These kinds of rankings tended to elicit eye-rolls and yawns from people before the pandemic. Now? Well, especially with remote work a trend that seems here to stay for a good long while, states are going to need to pay closer attention to how they’re viewed beyond their borders, if they’re not doing so already. It’s going to matter more than ever before. In terms of attracting new talent, residents, and businesses.

Worst states to live in (July 2021)

All that said, here’s CNBC’s latest recap of the current 10 worst states to live in. We’ll give you the entire top 10, below:

#10: Indiana.

Weaknesses mentioned for this state include shortcomings in public health funding, voting rights, inclusiveness, and air quality. Additionally, CDC data shows that Indiana is on the poorer end of the scale when it comes to COVID-19 vaccination rates.

#9: Louisiana.

Weaknesses mentioned for Louisiana include high crime and myriad health problems, like high rates of smoking and obesity. The state also has one of the lowest COVID-19 vaccination rates in the country.

#8: Arkansas.

This state suffers from high crime, low COVID-19 vaccination rates, and increased restrictions on voting rights.

#7: Alabama.

Here, you’ll find the second-lowest COVID-19 vaccination rate in the US. The only state that’s worst is Mississippi, its neighbor. Alabama is one of the worst states to live in, meanwhile, for other health reasons that include having the second-highest rate of cardiovascular disease in the country.
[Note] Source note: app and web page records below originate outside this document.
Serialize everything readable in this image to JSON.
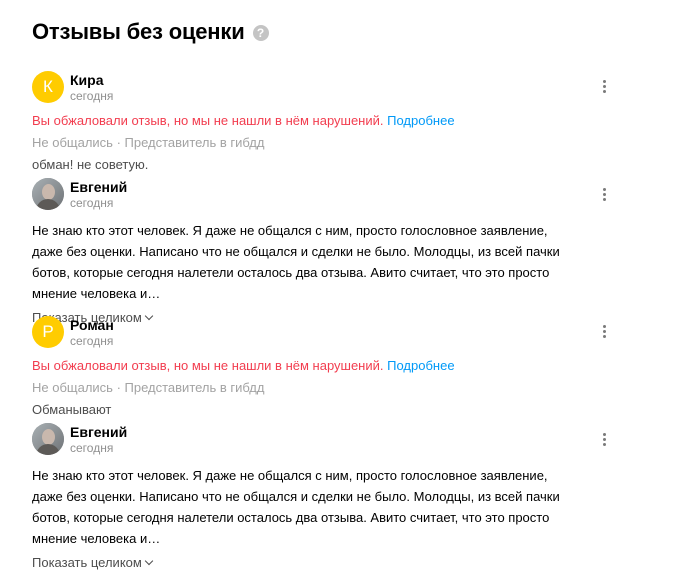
{
  "page": {
    "title": "Отзывы без оценки",
    "help_icon": "?"
  },
  "reviews": [
    {
      "avatar_letter": "К",
      "author": "Кира",
      "date": "сегодня",
      "appeal_text": "Вы обжаловали отзыв, но мы не нашли в нём нарушений.",
      "appeal_link": "Подробнее",
      "tags": "Не общались · Представитель в гибдд",
      "text": "обман! не советую.",
      "reply": {
        "author": "Евгений",
        "date": "сегодня",
        "text": "Не знаю кто этот человек. Я даже не общался с ним, просто голословное заявление, даже без оценки. Написано что не общался и сделки не было. Молодцы, из всей пачки ботов, которые сегодня налетели осталось два отзыва. Авито считает, что это просто мнение человека и…",
        "expand_label": "Показать целиком"
      }
    },
    {
      "avatar_letter": "Р",
      "author": "Роман",
      "date": "сегодня",
      "appeal_text": "Вы обжаловали отзыв, но мы не нашли в нём нарушений.",
      "appeal_link": "Подробнее",
      "tags": "Не общались · Представитель в гибдд",
      "text": "Обманывают",
      "reply": {
        "author": "Евгений",
        "date": "сегодня",
        "text": "Не знаю кто этот человек. Я даже не общался с ним, просто голословное заявление, даже без оценки. Написано что не общался и сделки не было. Молодцы, из всей пачки ботов, которые сегодня налетели осталось два отзыва. Авито считает, что это просто мнение человека и…",
        "expand_label": "Показать целиком"
      }
    }
  ],
  "colors": {
    "avatar_yellow": "#ffcc00",
    "appeal_red": "#f23d4f",
    "link_blue": "#0099f7"
  }
}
#6: Georgia.

Here, too, COVID-19 vaccination rates are pretty low. But the state’s record on voting restrictions also stands out as a negative. In fact, Georgia comes in at #49 out of 50 on the voting difficulty index prepared by researchers at Northern Illinois University.

Top 5

Now we come to the top 5. These are the worst of the worst, and they include —

#5 Tennessee.

When the Republican-controlled legislature here isn’t working itself into a furor over ways to limit transgender rights, it’s ignoring things like the state’s abysmal COVID-19 vaccination situation. I live here, and statewide, vaccination has been a struggle. In recent days, state officials in their infinite wisdom also made headlines for the Tennessee Department of Health’s move to halt all vaccine outreach to adolescents. Not just for COVID-19, either, but all vaccines for all diseases.

#4 and #3 (tie): Missouri and Nevada.

Missouri has one of the highest crime rates in the US, and seriously lags the rest of the country in funding for public health. Nevada, meanwhile, ranks high over poor air quality, high crime, and the fact that the state spends the lowest in the US per person on public health.

#2: Texas.

The Lone Star State is quite business-friendly, but it’s also one of the only states in the country to lack a “public accommodation law” protecting people against discrimination. Restrictions on voting rights are also on the rise here.

#1: Arizona.

According to the CNBC data, Arizona has the worst scores in every metric it looked at. From crime to health to that desert air quality. In fact, Maricopa County (which contains the city of Phoenix) has some of the worst air quality in the nation, per the American Lung Association.

Andy Meek Trending News Editor

Andy Meek is a reporter based in Memphis who has covered media, entertainment, and culture for over 20 years. His work has appeared in outlets including The Guardian, Forbes, and The Financial Times, and he’s written for BGR since 2015. Andy's coverage includes technology and entertainment, and he has a particular interest in all things streaming.

Over the years, he’s interviewed legendary figures in entertainment and tech that range from Stan Lee to John McAfee, Peter Thiel, and Reed Hastings.